Home / Day: November 12, 2010
In June 2009 the board of ACORN International following a meeting in Santiago, Dominican Republic, and representing all of the federated countries of the organization called for a global effort to engage financial institutions and money transfer companies in order to win fair pricing for transfers of funds from migrant workers and immigrant families in North America to their families in their home countries in Latin America, India, Africa, and Asia. In actions in the summer of 2009 members in Tijuana, Buenos Aires, Delhi, Mumbai, Lima, and Toronto all took action on various banking institutions to present these demands.
To date the only positive response, though not completely satisfactory, was from Scotiabank in reaction to the efforts of ACORN Canada as part of this campaign. They agreed to lower the remittance charges and clarify other policies in line with ACORN International’s recommended “best practices.” Most of the other institutions ignored the demands and continued, and in some cases accelerated, their predatory practices. The federated board meeting in Lima, Peru in the spring of 2010 renewed their commitment to redouble the organizations efforts to bring the fight for remittance justice more aggressively in all of our countries.
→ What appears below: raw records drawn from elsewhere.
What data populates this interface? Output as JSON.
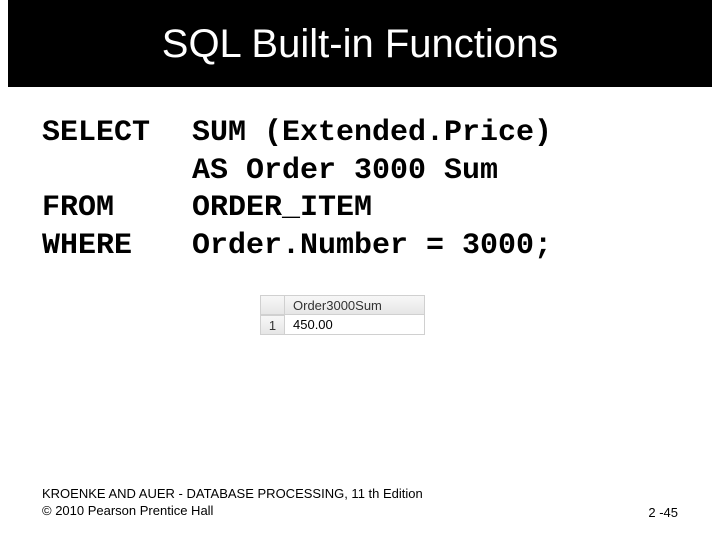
{
  "title": "SQL Built-in Functions",
  "sql": {
    "select_kw": "SELECT",
    "select_expr": "SUM (Extended.Price)",
    "as_line": "AS  Order 3000 Sum",
    "from_kw": "FROM",
    "from_expr": "ORDER_ITEM",
    "where_kw": "WHERE",
    "where_expr": "Order.Number = 3000;"
  },
  "result": {
    "header": "Order3000Sum",
    "row_index": "1",
    "value": "450.00"
  },
  "footer": {
    "line1": "KROENKE AND AUER - DATABASE PROCESSING, 11 th Edition",
    "line2": "© 2010 Pearson Prentice Hall",
    "page": "2 -45"
  }
}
To this end over the last six months of 2010 a team of researchers from Toronto, Baltimore, Vancouver, and Little Rock as well, as from all of the federated countries within ACORN International, has been assembled composed of activists, student interns, and retired academics and organizers. In a global release in early December ACORN International share the results of its “comparison shopping” both from sending countries in Canada and the United States as well as receiving countries where ACORN International is organizing. The results will speak loudly for themselves, but show a stark pattern of predatory pricing on both ends of the exchange that has been tragically ignored by regulators of financial practices on either the domestic side or internationally, leaving migrant and immigrant families little choice but to pay the piper even when it means seeing such vital resources skimmed of 20 to 30% off the top before being available to desperate families.
ACORN International is embarking on a full-scale campaign demanding that remittance based costs be reduced to reasonable levels reflecting the real investments in technology and security. Currently, many institutions are ripping off immigrant and migrant families simply because they can get away with it. We are demanding that a stop be put to such practices and reforms be implemented immediately.
This a an estimated $300 Billion market, but too much of the money is being diverted from productive uses to pad the balance sheets of rich institutions rather than being allowed to build citizen wealth and income security with families and even national economies dependent on these resources. As more details of ACORN International’s Remittance Justice Campaign are made public, we will be demanding direct meetings with these institutions in order to demand change and reforms.